_EXERCISE REQUIREMENTS:_ For every record here, output an exact copy.

Page and application data records:
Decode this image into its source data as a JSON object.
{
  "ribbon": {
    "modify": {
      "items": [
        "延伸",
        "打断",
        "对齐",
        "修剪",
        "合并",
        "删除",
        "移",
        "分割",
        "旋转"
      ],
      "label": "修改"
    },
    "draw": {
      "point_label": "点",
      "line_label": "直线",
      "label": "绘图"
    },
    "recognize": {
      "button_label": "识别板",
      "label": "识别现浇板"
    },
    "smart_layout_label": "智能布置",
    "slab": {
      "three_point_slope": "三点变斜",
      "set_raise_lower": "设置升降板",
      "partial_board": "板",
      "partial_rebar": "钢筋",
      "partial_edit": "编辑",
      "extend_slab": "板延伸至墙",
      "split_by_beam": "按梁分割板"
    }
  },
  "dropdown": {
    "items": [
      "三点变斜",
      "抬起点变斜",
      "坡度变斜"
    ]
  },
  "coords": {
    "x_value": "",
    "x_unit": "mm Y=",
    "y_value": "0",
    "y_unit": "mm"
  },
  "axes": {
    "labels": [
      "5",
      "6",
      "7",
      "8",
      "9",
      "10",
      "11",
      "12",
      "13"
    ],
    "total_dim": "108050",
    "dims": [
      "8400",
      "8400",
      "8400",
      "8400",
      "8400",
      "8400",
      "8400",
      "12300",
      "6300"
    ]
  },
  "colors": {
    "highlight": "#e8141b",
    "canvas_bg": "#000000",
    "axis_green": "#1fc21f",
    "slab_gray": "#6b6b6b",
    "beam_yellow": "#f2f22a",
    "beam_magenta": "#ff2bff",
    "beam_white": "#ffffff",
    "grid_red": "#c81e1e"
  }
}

_OUTPUT BELOW:_
Decode this image into its source data as a JSON object.
{
  "ribbon": {
    "modify": {
      "items": [
        "延伸",
        "打断",
        "对齐",
        "修剪",
        "合并",
        "删除",
        "移",
        "分割",
        "旋转"
      ],
      "label": "修改"
    },
    "draw": {
      "point_label": "点",
      "line_label": "直线",
      "label": "绘图"
    },
    "recognize": {
      "button_label": "识别板",
      "label": "识别现浇板"
    },
    "smart_layout_label": "智能布置",
    "slab": {
      "three_point_slope": "三点变斜",
      "set_raise_lower": "设置升降板",
      "partial_board": "板",
      "partial_rebar": "钢筋",
      "partial_edit": "编辑",
      "extend_slab": "板延伸至墙",
      "split_by_beam": "按梁分割板"
    }
  },
  "dropdown": {
    "items": [
      "三点变斜",
      "抬起点变斜",
      "坡度变斜"
    ]
  },
  "coords": {
    "x_value": "",
    "x_unit": "mm Y=",
    "y_value": "0",
    "y_unit": "mm"
  },
  "axes": {
    "labels": [
      "5",
      "6",
      "7",
      "8",
      "9",
      "10",
      "11",
      "12",
      "13"
    ],
    "total_dim": "108050",
    "dims": [
      "8400",
      "8400",
      "8400",
      "8400",
      "8400",
      "8400",
      "8400",
      "12300",
      "6300"
    ]
  },
  "colors": {
    "highlight": "#e8141b",
    "canvas_bg": "#000000",
    "axis_green": "#1fc21f",
    "slab_gray": "#6b6b6b",
    "beam_yellow": "#f2f22a",
    "beam_magenta": "#ff2bff",
    "beam_white": "#ffffff",
    "grid_red": "#c81e1e"
  }
}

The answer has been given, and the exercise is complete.